' $ariable is nothing but a name gi$en to a storage area that our programs
can manipulate. -ach $ariable in CG has a speci,c type, %hich determines
the si3e and layout of the $ariableHs memory, the range of $alues that can be
stored %ithin that memory, and the set of operations that can be applied to
the $ariable.
The basic $alue types pro$ided in CG can be categori3ed as"
In CG, $ariables are categori3ed into the follo%ing types"
Value types
Reference types
Value Types
Value type $ariables can be assigned a $alue directly. They are deri$ed from
the class System.ValueType.
The $alue types directly contain data.
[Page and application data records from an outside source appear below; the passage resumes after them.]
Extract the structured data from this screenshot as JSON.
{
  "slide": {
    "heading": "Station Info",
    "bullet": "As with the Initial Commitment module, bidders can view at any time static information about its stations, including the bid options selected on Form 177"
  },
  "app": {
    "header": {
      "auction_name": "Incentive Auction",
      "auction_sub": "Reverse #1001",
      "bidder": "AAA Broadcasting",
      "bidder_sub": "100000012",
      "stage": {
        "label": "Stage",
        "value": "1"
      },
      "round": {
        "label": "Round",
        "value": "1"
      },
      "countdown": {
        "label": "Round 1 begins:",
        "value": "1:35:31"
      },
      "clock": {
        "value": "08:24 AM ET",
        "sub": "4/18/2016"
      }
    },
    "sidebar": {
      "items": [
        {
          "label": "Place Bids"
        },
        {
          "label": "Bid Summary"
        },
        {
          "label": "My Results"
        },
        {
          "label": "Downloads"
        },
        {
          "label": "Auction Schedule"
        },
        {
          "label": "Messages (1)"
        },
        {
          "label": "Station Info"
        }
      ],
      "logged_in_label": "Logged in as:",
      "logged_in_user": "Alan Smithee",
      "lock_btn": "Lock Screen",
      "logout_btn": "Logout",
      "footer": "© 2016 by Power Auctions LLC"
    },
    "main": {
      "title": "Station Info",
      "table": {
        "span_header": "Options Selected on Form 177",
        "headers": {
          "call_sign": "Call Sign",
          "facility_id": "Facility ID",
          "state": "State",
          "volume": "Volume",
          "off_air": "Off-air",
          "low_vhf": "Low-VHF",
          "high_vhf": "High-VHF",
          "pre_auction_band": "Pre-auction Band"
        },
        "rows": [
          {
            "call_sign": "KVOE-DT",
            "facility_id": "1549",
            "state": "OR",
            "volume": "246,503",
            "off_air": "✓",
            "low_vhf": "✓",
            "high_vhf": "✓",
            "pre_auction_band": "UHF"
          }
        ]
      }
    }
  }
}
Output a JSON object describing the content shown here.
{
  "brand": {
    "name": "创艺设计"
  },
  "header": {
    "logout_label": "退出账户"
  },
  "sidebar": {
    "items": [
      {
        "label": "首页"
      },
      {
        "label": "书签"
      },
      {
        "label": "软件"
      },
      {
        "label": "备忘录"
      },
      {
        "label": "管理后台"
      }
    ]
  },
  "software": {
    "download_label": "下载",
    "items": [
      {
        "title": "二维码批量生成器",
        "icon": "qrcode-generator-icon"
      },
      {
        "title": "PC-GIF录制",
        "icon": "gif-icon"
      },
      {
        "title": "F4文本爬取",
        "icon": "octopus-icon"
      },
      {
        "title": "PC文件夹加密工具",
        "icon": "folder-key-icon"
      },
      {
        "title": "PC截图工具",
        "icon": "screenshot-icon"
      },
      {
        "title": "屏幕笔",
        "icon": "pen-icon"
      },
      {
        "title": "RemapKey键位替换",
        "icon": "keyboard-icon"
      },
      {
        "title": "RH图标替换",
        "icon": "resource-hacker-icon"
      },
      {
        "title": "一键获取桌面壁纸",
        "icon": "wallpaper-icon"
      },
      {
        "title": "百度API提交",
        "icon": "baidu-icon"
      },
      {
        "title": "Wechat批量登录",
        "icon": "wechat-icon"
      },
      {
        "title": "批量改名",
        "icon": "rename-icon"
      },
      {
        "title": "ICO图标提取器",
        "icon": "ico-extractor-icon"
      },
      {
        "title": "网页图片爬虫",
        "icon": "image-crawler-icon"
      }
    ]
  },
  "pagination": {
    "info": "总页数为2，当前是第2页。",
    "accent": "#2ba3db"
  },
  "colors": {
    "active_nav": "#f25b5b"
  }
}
Some e!amples are int, char, Ioat,
%hich stores numbers, alphabets, Ioating point numbers, respecti$ely. 1hen
you declare an int type, the system allocates memory to store the $alue.
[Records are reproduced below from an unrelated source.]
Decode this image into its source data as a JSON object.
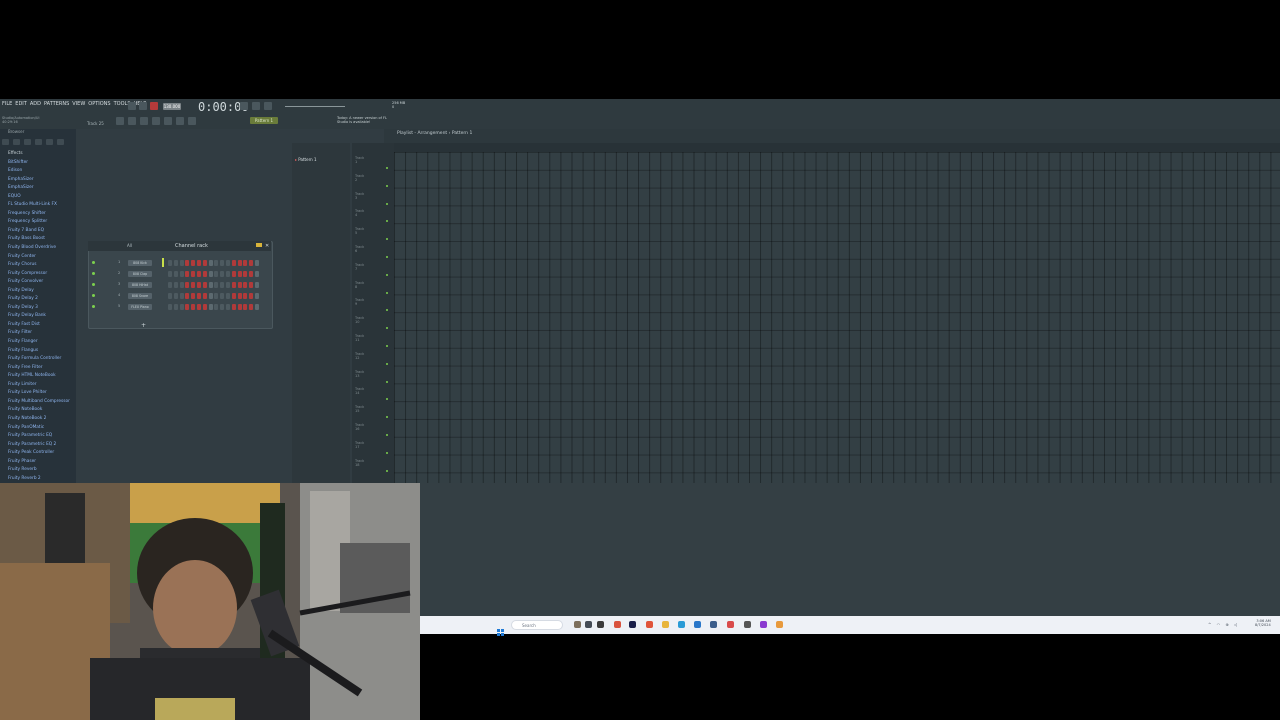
{
  "menu": [
    "FILE",
    "EDIT",
    "ADD",
    "PATTERNS",
    "VIEW",
    "OPTIONS",
    "TOOLS",
    "HELP"
  ],
  "transport": {
    "time": "0:00:00",
    "tempo": "130.000"
  },
  "toolbar": {
    "pattern": "Pattern 1",
    "notice": "Today: A newer version of FL Studio is available!",
    "hint": "Studio/Automation/Ui",
    "hint2": "40:29:16",
    "track": "Track 25",
    "cpu": "256 MB",
    "cpu2": "0"
  },
  "browser": {
    "title": "Browser",
    "items": [
      "Effects",
      "BitShifter",
      "Edison",
      "EmphaSizer",
      "EmphaSizer",
      "EQUO",
      "FL Studio Multi-Link FX",
      "Frequency Shifter",
      "Frequency Splitter",
      "Fruity 7 Band EQ",
      "Fruity Bass Boost",
      "Fruity Blood Overdrive",
      "Fruity Center",
      "Fruity Chorus",
      "Fruity Compressor",
      "Fruity Convolver",
      "Fruity Delay",
      "Fruity Delay 2",
      "Fruity Delay 3",
      "Fruity Delay Bank",
      "Fruity Fast Dist",
      "Fruity Filter",
      "Fruity Flanger",
      "Fruity Flangus",
      "Fruity Formula Controller",
      "Fruity Free Filter",
      "Fruity HTML NoteBook",
      "Fruity Limiter",
      "Fruity Love Philter",
      "Fruity Multiband Compressor",
      "Fruity NoteBook",
      "Fruity NoteBook 2",
      "Fruity PanOMatic",
      "Fruity Parametric EQ",
      "Fruity Parametric EQ 2",
      "Fruity Peak Controller",
      "Fruity Phaser",
      "Fruity Reverb",
      "Fruity Reverb 2"
    ]
  },
  "channel_rack": {
    "title": "Channel rack",
    "filter": "All",
    "channels": [
      {
        "num": "1",
        "name": "808 Kick"
      },
      {
        "num": "2",
        "name": "808 Clap"
      },
      {
        "num": "3",
        "name": "808 HiHat"
      },
      {
        "num": "4",
        "name": "808 Snare"
      },
      {
        "num": "5",
        "name": "FLEX Piano"
      }
    ],
    "add": "+"
  },
  "patterns": {
    "items": [
      "Pattern 1"
    ]
  },
  "playlist": {
    "title": "Playlist - Arrangement › Pattern 1",
    "tracks": [
      "Track 1",
      "Track 2",
      "Track 3",
      "Track 4",
      "Track 5",
      "Track 6",
      "Track 7",
      "Track 8",
      "Track 9",
      "Track 10",
      "Track 11",
      "Track 12",
      "Track 13",
      "Track 14",
      "Track 15",
      "Track 16",
      "Track 17",
      "Track 18"
    ]
  },
  "taskbar": {
    "search": "Search",
    "time": "3:06 AM",
    "date": "8/7/2024",
    "tray": "^ ◠ ⊕ ◁"
  },
  "colors": {
    "accent_green": "#7cd04e",
    "step_red": "#b03a3a",
    "pattern_green": "#6a7c3a"
  }
}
The follo%ing table lists the a$ailable $alue types in CG 8J<J"
To get the e!act si3e of a type or a $ariable on a particular platform, you can
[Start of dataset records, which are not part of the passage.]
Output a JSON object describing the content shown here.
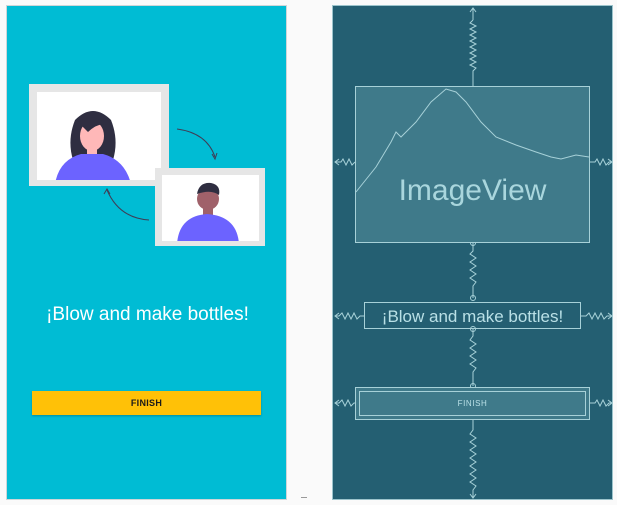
{
  "design": {
    "title": "¡Blow and make bottles!",
    "button_label": "FINISH"
  },
  "blueprint": {
    "imageview_label": "ImageView",
    "title": "¡Blow and make bottles!",
    "button_label": "FINISH"
  },
  "colors": {
    "design_bg": "#00bcd4",
    "blueprint_bg": "#245f72",
    "button": "#ffc107",
    "figure_purple": "#6c63ff",
    "hair": "#2f2e41"
  }
}
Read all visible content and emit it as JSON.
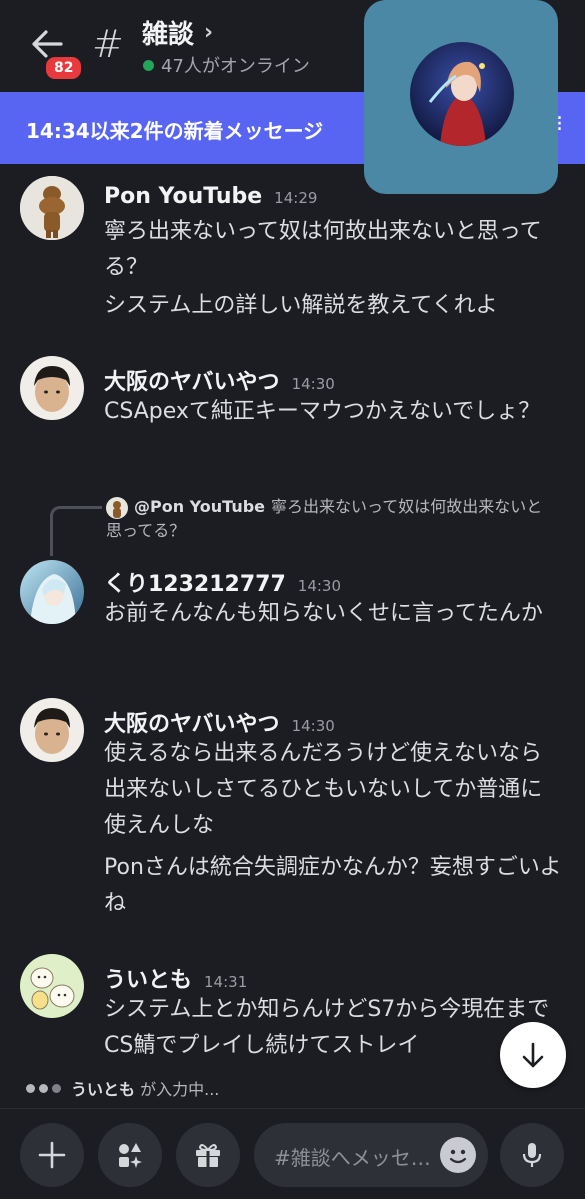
{
  "header": {
    "unread_badge": "82",
    "channel_name": "雑談",
    "online_text": "47人がオンライン"
  },
  "banner": {
    "text": "14:34以来2件の新着メッセージ"
  },
  "messages": [
    {
      "author": "Pon YouTube",
      "time": "14:29",
      "lines": [
        "寧ろ出来ないって奴は何故出来ないと思ってる？",
        "システム上の詳しい解説を教えてくれよ"
      ]
    },
    {
      "author": "大阪のヤバいやつ",
      "time": "14:30",
      "lines": [
        "CSApexて純正キーマウつかえないでしょ？"
      ]
    },
    {
      "author": "くり123212777",
      "time": "14:30",
      "reply": {
        "author": "@Pon YouTube",
        "text": "寧ろ出来ないって奴は何故出来ないと思ってる？"
      },
      "lines": [
        "お前そんなんも知らないくせに言ってたんか"
      ]
    },
    {
      "author": "大阪のヤバいやつ",
      "time": "14:30",
      "lines": [
        "使えるなら出来るんだろうけど使えないなら出来ないしさてるひともいないしてか普通に使えんしな",
        "Ponさんは統合失調症かなんか？妄想すごいよね"
      ]
    },
    {
      "author": "ういとも",
      "time": "14:31",
      "lines": [
        "システム上とか知らんけどS7から今現在までCS鯖でプレイし続けてストレイ"
      ]
    }
  ],
  "typing": {
    "user": "ういとも",
    "suffix": "が入力中..."
  },
  "composer": {
    "placeholder": "#雑談へメッセージを送信"
  },
  "icons": {
    "back": "arrow-left-icon",
    "channel": "hash-icon",
    "add": "plus-icon",
    "apps": "apps-icon",
    "gift": "gift-icon",
    "emoji": "emoji-icon",
    "mic": "mic-icon",
    "scroll": "arrow-down-icon"
  },
  "colors": {
    "background": "#1c1d22",
    "banner": "#5865f2",
    "badge": "#e8393d",
    "online": "#23a55a",
    "pip": "#4b88a6"
  }
}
use the si3eof method. The e!pression si3eof?type@ yields the storage si3e of
the ob;ect or type in bytes. ollo%ing is an e!ample to get the si3e of int type
on any machine"
namespace DataType'pplication
K
class (rogram
K
static $oid .ain?stringLM args@
K
Console.1riteLine?NSi3e of int" KJON, si3eof?int@@P
Console.ReadLine?@P
O
O
O
1hen the abo$e code is compiled and e!ecuted, it produces the follo%ing
result"
Si3e of int" >
Reference Types
The reference types do not contain the actual data stored in a $ariable, but
they contain a reference to the $ariables.
In other %ords, they refer to a memory location. .ore than one $ariable can
point to the same memory location, the reference types can refer to a
memory location. If the data in the memory location is changed by one of the
$ariables, the other $ariable automatically reIects this change in $alue.
-!ample of built2in reference types are" ob;ect and string.
/b;ect Type
The /b;ect Type is the ultimate base class for all data types in CG Common
Type System ?CTS@. /b;ect is an alias for System./b;ect class. So ob;ect types
can be assigned $alues of any other types, $alue types, reference types,
prede,ned or user2de,ned types.
-!ample"
ob;ect ob;P
ob; Q <JJP
ob; Q NTomNP
String Type
The String Type allo%s you to assign any string $alues to a $ariable. The
string type is an alias for the System.String class. It is deri$ed from ob;ect
type. The $alue for a string type can be assigned using string literals as
String str Q NTutorials (ointNP
The user2de,ned reference types are" class, interface, or delegate, %hich
shall be discussed later.